Monday, 6 June 2016

Manage your projects including dissertations with Gantter (Gantt chart tool)

With dissertations now on the minds of final year university students I began searching for web for a simple yet effective tool to plan a project. 
I recalled from my university days how useful a Gantt chart was to plan out my dissertation. For those of you who are not familiar with Gantt charts, it is one of the most commonly used in project management as a method of showing activities (tasks or events) displayed against time. Along the left of the chart lists activities associated with the project and along the top the duration for completion of each activity. Each activity is represented by a bar, whilst the position and length of the bar reflects the start date, duration and end date of the activity. The benefit of using a Gant chart allows you to see at a glance:
  • What the various activities are
  • When each activity begins and ends
  • How long each activity is scheduled to last
  • Where activities overlap with other activities, and by how much
  • The start and end date of the whole project

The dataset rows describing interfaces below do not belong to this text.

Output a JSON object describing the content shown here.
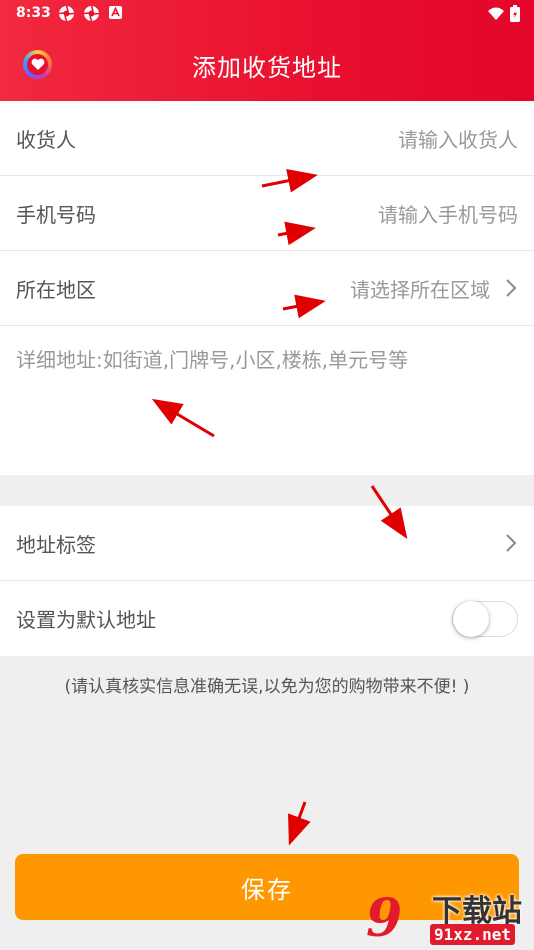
{
  "status_bar": {
    "time": "8:33"
  },
  "header": {
    "title": "添加收货地址"
  },
  "form": {
    "consignee": {
      "label": "收货人",
      "placeholder": "请输入收货人"
    },
    "phone": {
      "label": "手机号码",
      "placeholder": "请输入手机号码"
    },
    "region": {
      "label": "所在地区",
      "placeholder": "请选择所在区域"
    },
    "detail": {
      "placeholder": "详细地址:如街道,门牌号,小区,楼栋,单元号等"
    }
  },
  "options": {
    "tag": {
      "label": "地址标签"
    },
    "default": {
      "label": "设置为默认地址",
      "enabled": false
    }
  },
  "notice": "(请认真核实信息准确无误,以免为您的购物带来不便! )",
  "save_button": "保存",
  "watermark": {
    "logo": "9",
    "name": "下载站",
    "domain": "91xz.net"
  },
  "colors": {
    "header": "#e8102e",
    "save_button": "#ff9800",
    "annotation_arrow": "#e00000"
  }
}
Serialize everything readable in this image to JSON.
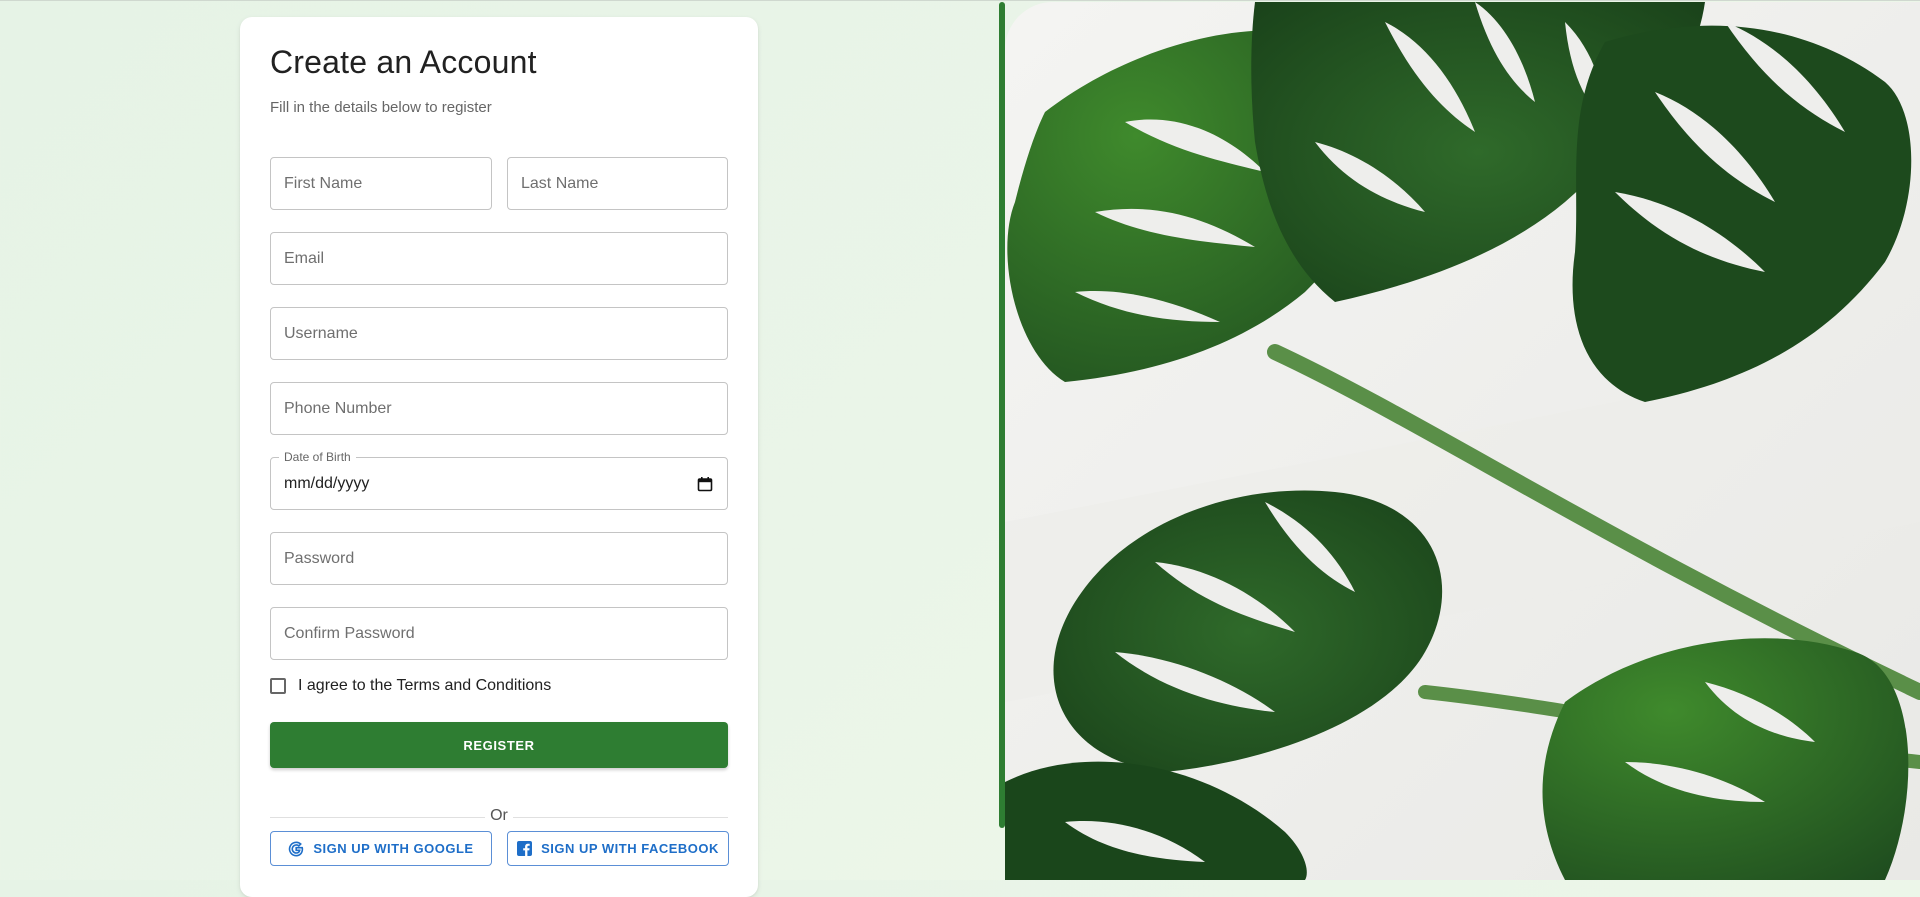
{
  "form": {
    "title": "Create an Account",
    "subtitle": "Fill in the details below to register",
    "first_name_placeholder": "First Name",
    "last_name_placeholder": "Last Name",
    "email_placeholder": "Email",
    "username_placeholder": "Username",
    "phone_placeholder": "Phone Number",
    "dob_label": "Date of Birth",
    "dob_value": "mm/dd/yyyy",
    "password_placeholder": "Password",
    "confirm_password_placeholder": "Confirm Password",
    "terms_label": "I agree to the Terms and Conditions",
    "terms_checked": false,
    "register_label": "REGISTER",
    "divider_text": "Or",
    "google_label": "SIGN UP WITH GOOGLE",
    "facebook_label": "SIGN UP WITH FACEBOOK"
  },
  "icons": {
    "google": "google-icon",
    "facebook": "facebook-icon",
    "calendar": "calendar-icon"
  },
  "colors": {
    "primary": "#2e7d32",
    "social_text": "#1e6ec8",
    "page_background": "#e8f4e7"
  }
}
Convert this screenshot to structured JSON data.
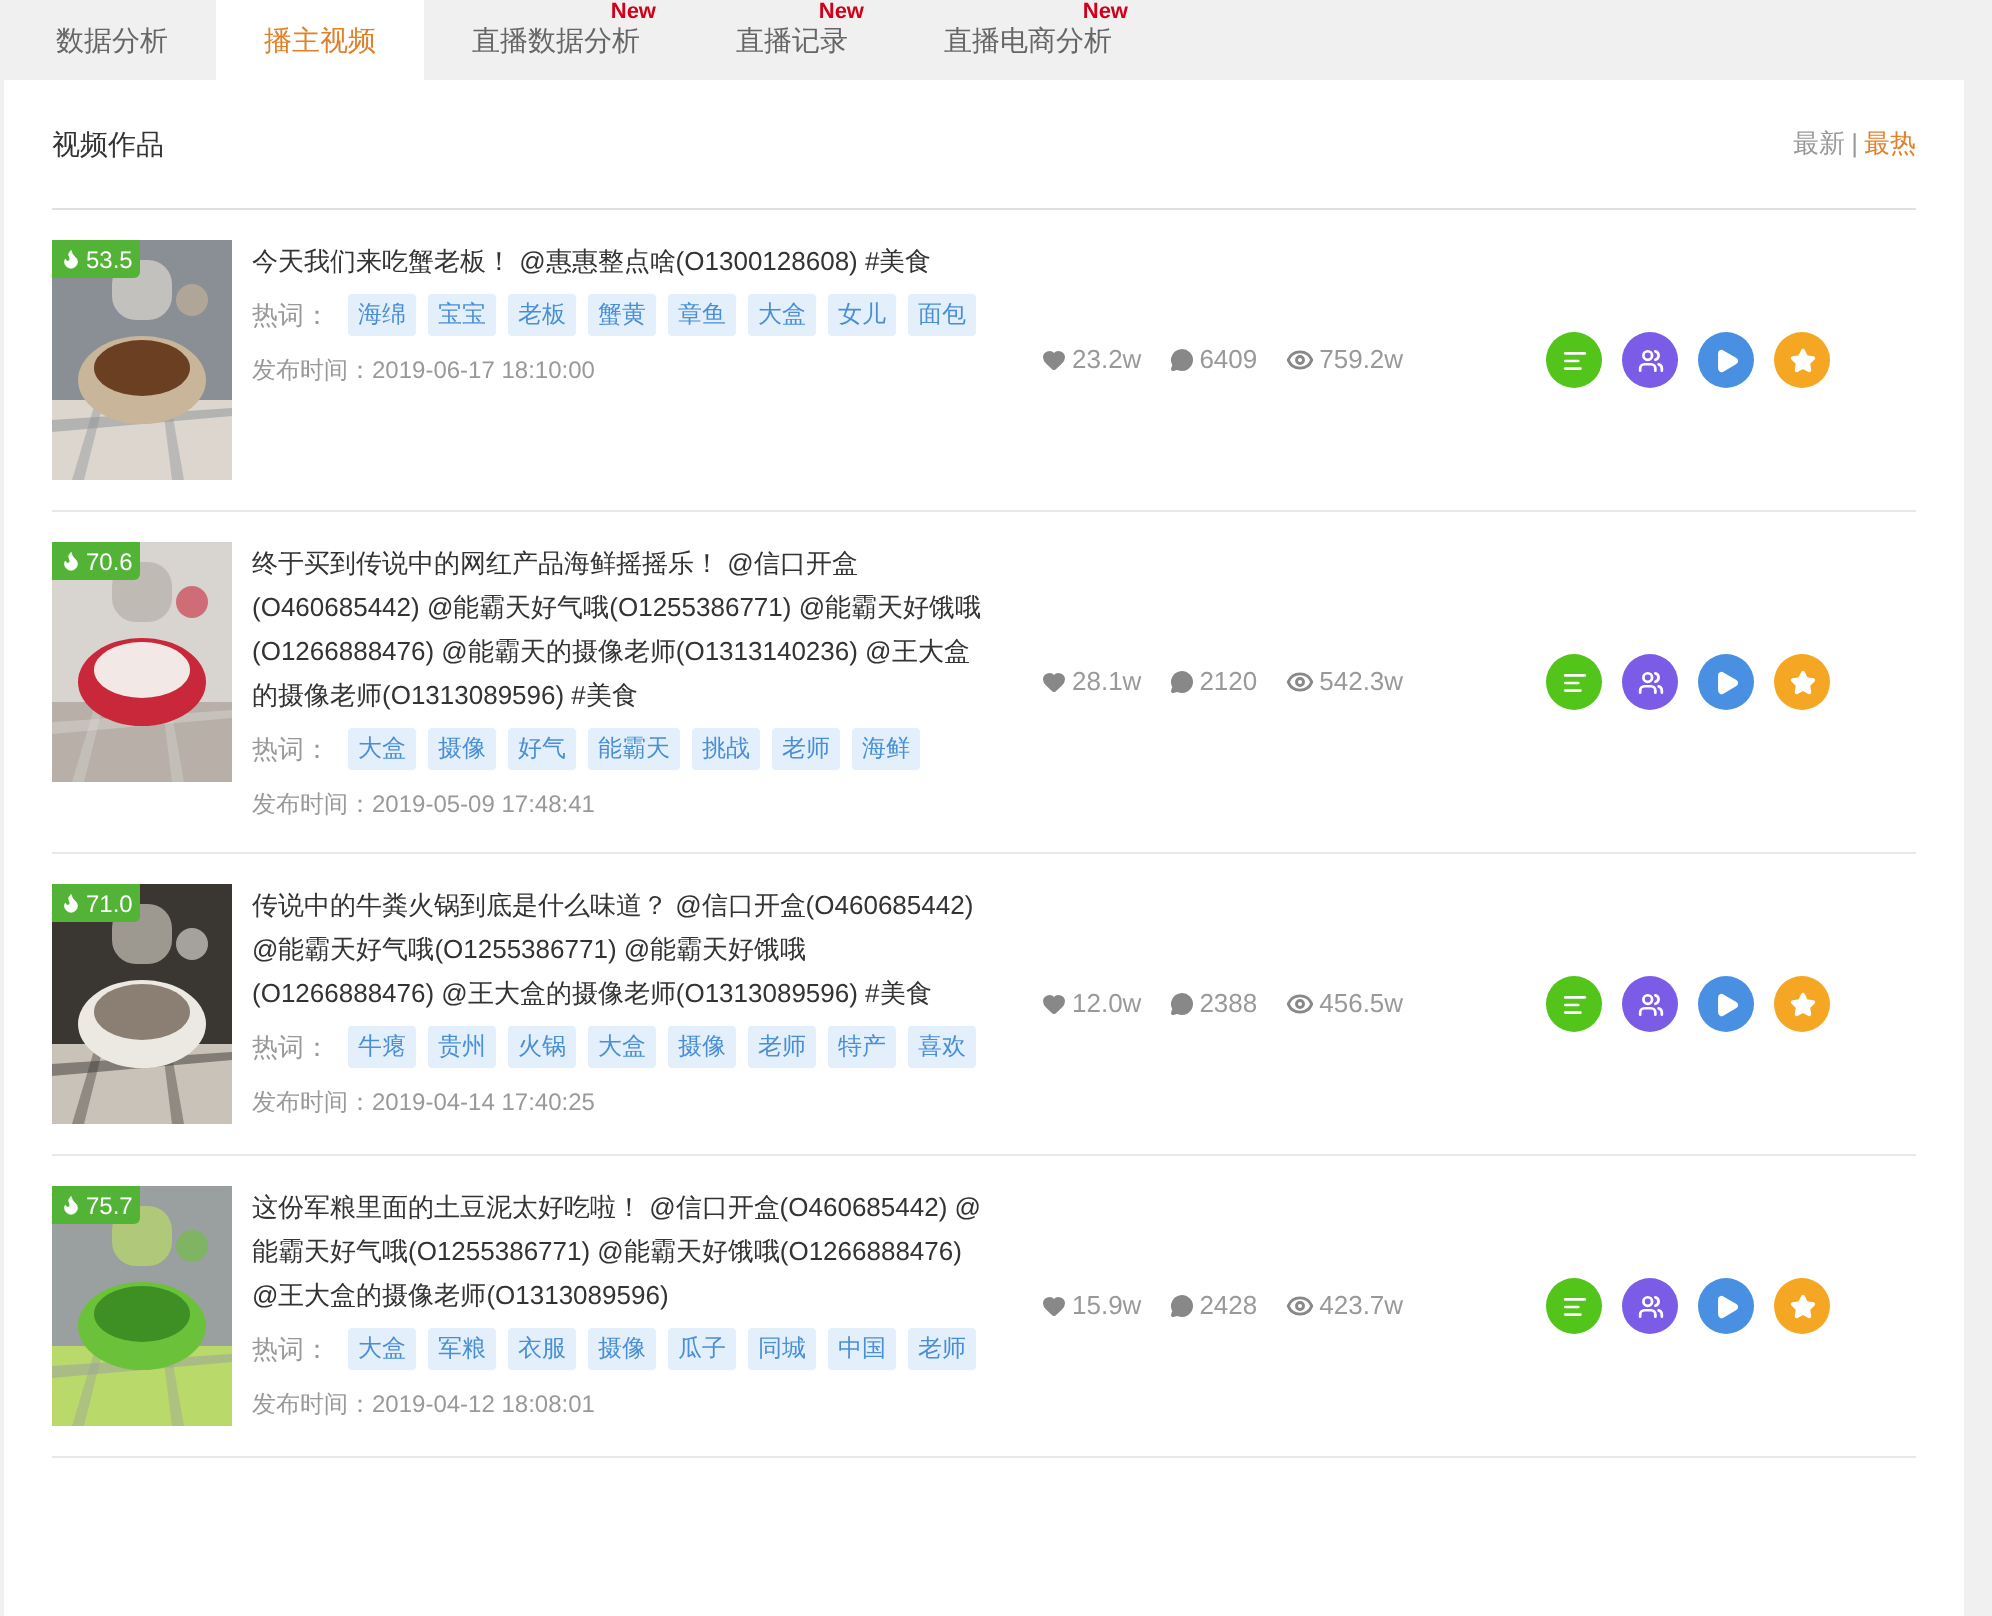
{
  "tabs": [
    {
      "label": "数据分析",
      "selected": false
    },
    {
      "label": "播主视频",
      "selected": true
    },
    {
      "label": "直播数据分析",
      "selected": false,
      "badge": "New"
    },
    {
      "label": "直播记录",
      "selected": false,
      "badge": "New"
    },
    {
      "label": "直播电商分析",
      "selected": false,
      "badge": "New"
    }
  ],
  "section_title": "视频作品",
  "sort": {
    "options": [
      {
        "label": "最新",
        "selected": false
      },
      {
        "label": "最热",
        "selected": true
      }
    ],
    "separator": "|"
  },
  "videos": [
    {
      "score": "53.5",
      "title": "今天我们来吃蟹老板！ @惠惠整点啥(O1300128608) #美食",
      "hot_words_label": "热词：",
      "hot_words": [
        "海绵",
        "宝宝",
        "老板",
        "蟹黄",
        "章鱼",
        "大盒",
        "女儿",
        "面包"
      ],
      "published": "发布时间：2019-06-17 18:10:00",
      "likes": "23.2w",
      "comments": "6409",
      "views": "759.2w"
    },
    {
      "score": "70.6",
      "title": "终于买到传说中的网红产品海鲜摇摇乐！ @信口开盒(O460685442) @能霸天好气哦(O1255386771) @能霸天好饿哦(O1266888476) @能霸天的摄像老师(O1313140236) @王大盒的摄像老师(O1313089596) #美食",
      "hot_words_label": "热词：",
      "hot_words": [
        "大盒",
        "摄像",
        "好气",
        "能霸天",
        "挑战",
        "老师",
        "海鲜"
      ],
      "published": "发布时间：2019-05-09 17:48:41",
      "likes": "28.1w",
      "comments": "2120",
      "views": "542.3w"
    },
    {
      "score": "71.0",
      "title": "传说中的牛粪火锅到底是什么味道？ @信口开盒(O460685442) @能霸天好气哦(O1255386771) @能霸天好饿哦(O1266888476) @王大盒的摄像老师(O1313089596) #美食",
      "hot_words_label": "热词：",
      "hot_words": [
        "牛瘪",
        "贵州",
        "火锅",
        "大盒",
        "摄像",
        "老师",
        "特产",
        "喜欢"
      ],
      "published": "发布时间：2019-04-14 17:40:25",
      "likes": "12.0w",
      "comments": "2388",
      "views": "456.5w"
    },
    {
      "score": "75.7",
      "title": "这份军粮里面的土豆泥太好吃啦！ @信口开盒(O460685442) @能霸天好气哦(O1255386771) @能霸天好饿哦(O1266888476) @王大盒的摄像老师(O1313089596)",
      "hot_words_label": "热词：",
      "hot_words": [
        "大盒",
        "军粮",
        "衣服",
        "摄像",
        "瓜子",
        "同城",
        "中国",
        "老师"
      ],
      "published": "发布时间：2019-04-12 18:08:01",
      "likes": "15.9w",
      "comments": "2428",
      "views": "423.7w"
    }
  ]
}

I came across Gantter, which is a free cloud-based project management tool that offers a variety of features including integration with Google.
Gantter offers the similar functions as most popular desktop scheduling applications however with the added advantage of being able to access it from a web browser and storing files online. Microsoft Project users will be pleased to see that projects can easily be migrated to the application as well as being able import existing MS Project files into Gantter.


Registering for an account on Gantter takes a few minutes. Start by navigating to then click on the Start Now green button (situated top right of the page):

You will then be taken to the login page. If you don’t have an existing Google, Facebook or LinkedIn account, click on the New to Gantter? Register now! link on the right hand of the page:
If you have a Google, Facebook or Linked in account the process if even quicker, simply click on the icons at the bottom of the Login button. For example clicking the Google icon will pick up my Gmail account (I am already logged in to my Gmail in a separate tab) and will ask me to confirm (clicking the Allow button) that I am happy to share some of my details for Gantter to create the account:
Managing Your Projects

Once your account is created you will be taken to a blank project page:
Start by naming your project by clicking Untitled (situated in the top left):
Enter a project name, then select a start and end date (deadline) of your project:

If you plan to utilise the whole week then I would suggest that you change the default value for Days in a week from 5 to 7 as well as the number of Days in a month.

You will notice from the main view that there are 5 fields:
Name, Duration, Start, Finish, Predecessors, and Resources:

From the menu above I would recommend that you have
Autosave switched on.

Creating activities is quick and easy, simply provide a name and then complete the timescales and any resources you may require to complete the activity:
Where the tool excels is the option to set the predecessors, i.e. activities that need to be completed before you can begin the activity. Very much like MS Project, Gantter automatically schedules out all of your activities based on what you need to do and when you need to do it leaving you to think about one task at a time. For example, my dissertation cannot start until the project proposal has been completed.

On the left hand side under Tasks icon you will see an option for Resources which allows you to insert additional notes for each task.
As Gantter is solely a web-based tool, projects can be viewed by teams or collaborators in real-time without having to meet physically to get a status update on the project.

Saving your project

Gantter offers a number of ways to save or download your project from Google Drive, PDF or PGN. For MS Project users you will be interested to see that you can either save (offline) the file or export it to MS Project.  


To share your project or add collaborators, click on the Share option from the menu above. You can either obtain a web link to your project which you can share or alternatively you can type in the person’s email in the People field and then specify what level of access you wish to grant them:
If you intend to share the link with others it is recommended that you explore the Advanced option in the Share with others window. This allows you to specify how the project can be accessed using the shareable link:
Final thoughts

Over I would recommend that you give Gantter a try if you are considering carrying out a project or starting a dissertation. Gantter reproduces a lot of Microsoft Project experience in a solely web-based application without the need for any installations of applets or plugins, it offers a simple yet feature packed tool all for FREE.

You can find more in depth video tutorials on how to use Gantter -